Content starts
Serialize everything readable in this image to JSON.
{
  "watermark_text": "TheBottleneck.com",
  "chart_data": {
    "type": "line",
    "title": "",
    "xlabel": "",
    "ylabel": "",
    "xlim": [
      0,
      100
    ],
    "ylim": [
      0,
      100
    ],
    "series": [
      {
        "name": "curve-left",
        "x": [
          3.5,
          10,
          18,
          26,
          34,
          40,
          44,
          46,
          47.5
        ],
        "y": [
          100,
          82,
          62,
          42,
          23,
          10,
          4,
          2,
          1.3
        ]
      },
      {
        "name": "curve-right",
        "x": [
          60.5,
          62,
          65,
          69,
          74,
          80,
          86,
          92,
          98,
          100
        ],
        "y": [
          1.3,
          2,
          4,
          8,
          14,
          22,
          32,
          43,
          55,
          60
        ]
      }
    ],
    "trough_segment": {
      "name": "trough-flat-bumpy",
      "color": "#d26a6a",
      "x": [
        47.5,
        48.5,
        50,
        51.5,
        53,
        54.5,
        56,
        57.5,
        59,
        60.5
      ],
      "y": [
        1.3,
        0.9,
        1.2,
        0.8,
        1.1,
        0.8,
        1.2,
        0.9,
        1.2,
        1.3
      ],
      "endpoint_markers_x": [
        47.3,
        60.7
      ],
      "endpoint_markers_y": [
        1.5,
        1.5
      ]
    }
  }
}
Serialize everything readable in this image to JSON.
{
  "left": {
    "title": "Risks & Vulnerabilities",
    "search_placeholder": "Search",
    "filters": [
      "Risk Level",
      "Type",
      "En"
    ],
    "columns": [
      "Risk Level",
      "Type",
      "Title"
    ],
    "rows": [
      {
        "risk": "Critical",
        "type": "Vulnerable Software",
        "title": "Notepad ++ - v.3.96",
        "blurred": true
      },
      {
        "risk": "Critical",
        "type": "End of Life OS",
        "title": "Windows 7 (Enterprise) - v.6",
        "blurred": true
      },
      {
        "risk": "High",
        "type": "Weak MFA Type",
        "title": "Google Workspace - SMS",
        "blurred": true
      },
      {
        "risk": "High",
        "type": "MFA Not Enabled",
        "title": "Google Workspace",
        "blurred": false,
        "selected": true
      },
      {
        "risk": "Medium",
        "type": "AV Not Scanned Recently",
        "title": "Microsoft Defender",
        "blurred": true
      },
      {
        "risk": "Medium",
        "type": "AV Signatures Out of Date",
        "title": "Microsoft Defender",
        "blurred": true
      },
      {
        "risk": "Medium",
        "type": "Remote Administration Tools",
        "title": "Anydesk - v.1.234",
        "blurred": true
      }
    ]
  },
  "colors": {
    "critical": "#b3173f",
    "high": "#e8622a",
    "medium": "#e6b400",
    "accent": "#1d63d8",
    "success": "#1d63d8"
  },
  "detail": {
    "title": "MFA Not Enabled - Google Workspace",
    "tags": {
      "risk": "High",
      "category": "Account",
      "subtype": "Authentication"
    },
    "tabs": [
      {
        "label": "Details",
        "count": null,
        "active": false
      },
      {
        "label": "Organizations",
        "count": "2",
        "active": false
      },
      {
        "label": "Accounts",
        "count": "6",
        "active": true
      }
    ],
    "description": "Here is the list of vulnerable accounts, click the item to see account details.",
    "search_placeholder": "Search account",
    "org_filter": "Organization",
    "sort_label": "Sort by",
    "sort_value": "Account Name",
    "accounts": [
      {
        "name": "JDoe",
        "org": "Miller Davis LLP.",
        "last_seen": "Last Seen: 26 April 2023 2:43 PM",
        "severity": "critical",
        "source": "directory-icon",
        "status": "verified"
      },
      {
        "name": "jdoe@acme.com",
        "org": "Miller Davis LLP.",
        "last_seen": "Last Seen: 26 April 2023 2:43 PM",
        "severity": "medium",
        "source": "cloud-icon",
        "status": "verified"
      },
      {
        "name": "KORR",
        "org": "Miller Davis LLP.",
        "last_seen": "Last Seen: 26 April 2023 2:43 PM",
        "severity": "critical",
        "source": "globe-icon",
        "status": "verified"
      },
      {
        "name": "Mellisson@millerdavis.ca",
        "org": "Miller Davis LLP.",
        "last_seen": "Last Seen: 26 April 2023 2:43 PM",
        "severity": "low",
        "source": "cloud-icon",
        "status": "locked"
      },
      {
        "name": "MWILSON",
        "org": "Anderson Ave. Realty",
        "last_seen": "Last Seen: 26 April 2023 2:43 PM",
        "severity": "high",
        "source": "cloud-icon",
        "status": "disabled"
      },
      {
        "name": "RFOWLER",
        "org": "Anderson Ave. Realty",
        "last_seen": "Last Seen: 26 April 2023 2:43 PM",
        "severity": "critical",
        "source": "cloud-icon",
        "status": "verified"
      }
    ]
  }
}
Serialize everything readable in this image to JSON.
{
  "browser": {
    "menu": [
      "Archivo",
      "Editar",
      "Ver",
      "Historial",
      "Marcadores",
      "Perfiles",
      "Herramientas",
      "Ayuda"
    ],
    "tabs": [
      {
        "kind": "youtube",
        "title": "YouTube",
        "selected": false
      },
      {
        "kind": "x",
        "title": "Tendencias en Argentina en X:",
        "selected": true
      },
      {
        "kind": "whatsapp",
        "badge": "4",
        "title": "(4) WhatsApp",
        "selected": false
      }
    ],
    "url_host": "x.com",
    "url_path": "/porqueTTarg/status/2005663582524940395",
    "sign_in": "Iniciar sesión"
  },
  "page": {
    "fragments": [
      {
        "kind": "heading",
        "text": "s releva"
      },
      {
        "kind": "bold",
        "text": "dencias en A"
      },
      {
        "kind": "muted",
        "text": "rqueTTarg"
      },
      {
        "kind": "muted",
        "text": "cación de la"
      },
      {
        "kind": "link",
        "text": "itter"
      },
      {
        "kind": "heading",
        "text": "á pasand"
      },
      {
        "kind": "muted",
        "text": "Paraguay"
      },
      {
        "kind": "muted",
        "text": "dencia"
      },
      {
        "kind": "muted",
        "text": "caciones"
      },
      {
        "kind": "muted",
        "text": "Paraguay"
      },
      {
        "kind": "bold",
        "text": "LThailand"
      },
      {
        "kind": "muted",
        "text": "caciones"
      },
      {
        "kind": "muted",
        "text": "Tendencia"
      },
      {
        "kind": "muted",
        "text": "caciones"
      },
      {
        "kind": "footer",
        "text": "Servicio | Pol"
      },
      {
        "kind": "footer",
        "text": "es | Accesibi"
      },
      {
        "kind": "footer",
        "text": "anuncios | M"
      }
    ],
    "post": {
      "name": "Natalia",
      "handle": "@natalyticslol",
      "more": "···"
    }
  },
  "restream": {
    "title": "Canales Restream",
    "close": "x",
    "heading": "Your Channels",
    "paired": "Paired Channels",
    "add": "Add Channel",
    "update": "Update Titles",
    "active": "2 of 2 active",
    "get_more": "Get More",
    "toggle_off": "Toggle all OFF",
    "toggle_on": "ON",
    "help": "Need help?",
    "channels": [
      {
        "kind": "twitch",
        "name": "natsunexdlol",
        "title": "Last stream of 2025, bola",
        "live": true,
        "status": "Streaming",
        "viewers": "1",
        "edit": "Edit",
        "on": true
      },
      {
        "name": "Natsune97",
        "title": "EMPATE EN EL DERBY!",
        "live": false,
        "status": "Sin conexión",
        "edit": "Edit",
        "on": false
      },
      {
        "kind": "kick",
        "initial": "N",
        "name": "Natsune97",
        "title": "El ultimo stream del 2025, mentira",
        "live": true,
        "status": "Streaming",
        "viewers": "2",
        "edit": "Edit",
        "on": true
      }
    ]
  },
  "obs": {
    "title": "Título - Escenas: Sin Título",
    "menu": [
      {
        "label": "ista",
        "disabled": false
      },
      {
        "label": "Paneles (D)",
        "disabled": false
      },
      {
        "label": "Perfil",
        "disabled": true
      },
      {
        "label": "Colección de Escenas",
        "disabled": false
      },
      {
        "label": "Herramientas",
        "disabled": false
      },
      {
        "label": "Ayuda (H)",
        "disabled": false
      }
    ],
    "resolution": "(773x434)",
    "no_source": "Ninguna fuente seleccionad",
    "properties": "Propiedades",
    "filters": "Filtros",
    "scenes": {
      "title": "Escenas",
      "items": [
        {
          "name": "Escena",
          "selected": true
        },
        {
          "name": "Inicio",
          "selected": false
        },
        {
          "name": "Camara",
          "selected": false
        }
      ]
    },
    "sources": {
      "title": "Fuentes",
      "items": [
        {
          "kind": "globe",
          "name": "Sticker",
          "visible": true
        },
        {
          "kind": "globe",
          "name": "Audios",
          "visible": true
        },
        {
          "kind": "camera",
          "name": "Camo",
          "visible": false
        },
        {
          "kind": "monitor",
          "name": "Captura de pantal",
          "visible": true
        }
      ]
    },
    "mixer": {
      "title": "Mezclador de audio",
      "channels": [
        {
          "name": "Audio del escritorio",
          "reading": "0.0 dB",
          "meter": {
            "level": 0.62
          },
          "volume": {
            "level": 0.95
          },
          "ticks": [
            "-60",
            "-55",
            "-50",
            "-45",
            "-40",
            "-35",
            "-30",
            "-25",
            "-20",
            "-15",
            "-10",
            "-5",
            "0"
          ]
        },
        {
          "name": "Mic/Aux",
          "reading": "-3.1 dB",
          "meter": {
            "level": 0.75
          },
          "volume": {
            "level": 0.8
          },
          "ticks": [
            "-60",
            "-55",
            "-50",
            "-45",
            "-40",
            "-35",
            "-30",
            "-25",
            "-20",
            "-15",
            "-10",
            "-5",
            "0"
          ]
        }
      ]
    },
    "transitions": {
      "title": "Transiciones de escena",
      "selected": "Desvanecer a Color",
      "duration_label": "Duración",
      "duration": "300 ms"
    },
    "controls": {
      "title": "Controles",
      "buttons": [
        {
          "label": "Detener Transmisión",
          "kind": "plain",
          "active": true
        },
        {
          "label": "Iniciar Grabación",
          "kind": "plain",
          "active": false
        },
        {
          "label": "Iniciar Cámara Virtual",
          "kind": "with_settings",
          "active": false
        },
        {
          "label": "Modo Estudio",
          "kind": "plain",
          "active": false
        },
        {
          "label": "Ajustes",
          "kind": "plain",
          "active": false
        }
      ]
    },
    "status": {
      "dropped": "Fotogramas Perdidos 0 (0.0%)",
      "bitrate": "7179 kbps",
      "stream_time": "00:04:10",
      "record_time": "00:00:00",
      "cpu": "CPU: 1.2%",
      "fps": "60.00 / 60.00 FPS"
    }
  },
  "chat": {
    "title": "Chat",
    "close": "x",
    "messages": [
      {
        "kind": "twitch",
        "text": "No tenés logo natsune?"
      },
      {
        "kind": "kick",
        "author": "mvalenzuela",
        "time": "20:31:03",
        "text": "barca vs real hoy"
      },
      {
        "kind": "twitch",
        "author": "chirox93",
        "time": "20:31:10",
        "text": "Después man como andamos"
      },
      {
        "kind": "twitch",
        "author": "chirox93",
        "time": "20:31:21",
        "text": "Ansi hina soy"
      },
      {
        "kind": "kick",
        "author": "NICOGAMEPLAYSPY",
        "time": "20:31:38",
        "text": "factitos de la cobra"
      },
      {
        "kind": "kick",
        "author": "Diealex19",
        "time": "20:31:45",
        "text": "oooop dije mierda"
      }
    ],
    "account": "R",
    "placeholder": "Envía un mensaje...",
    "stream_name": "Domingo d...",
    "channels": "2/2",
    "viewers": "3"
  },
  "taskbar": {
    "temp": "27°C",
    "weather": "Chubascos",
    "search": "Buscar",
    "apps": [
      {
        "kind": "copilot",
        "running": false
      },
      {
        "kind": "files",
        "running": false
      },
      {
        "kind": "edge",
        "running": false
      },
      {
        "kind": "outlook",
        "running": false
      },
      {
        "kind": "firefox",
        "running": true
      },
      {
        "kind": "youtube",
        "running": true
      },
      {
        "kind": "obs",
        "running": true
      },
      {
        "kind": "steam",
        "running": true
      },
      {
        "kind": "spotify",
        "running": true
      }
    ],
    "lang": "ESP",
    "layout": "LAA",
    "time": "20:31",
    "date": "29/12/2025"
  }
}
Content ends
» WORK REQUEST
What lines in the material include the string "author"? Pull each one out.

» ANSWER SECTION
        "author": "mvalenzuela",
        "author": "chirox93",
        "author": "chirox93",
        "author": "NICOGAMEPLAYSPY",
        "author": "Diealex19",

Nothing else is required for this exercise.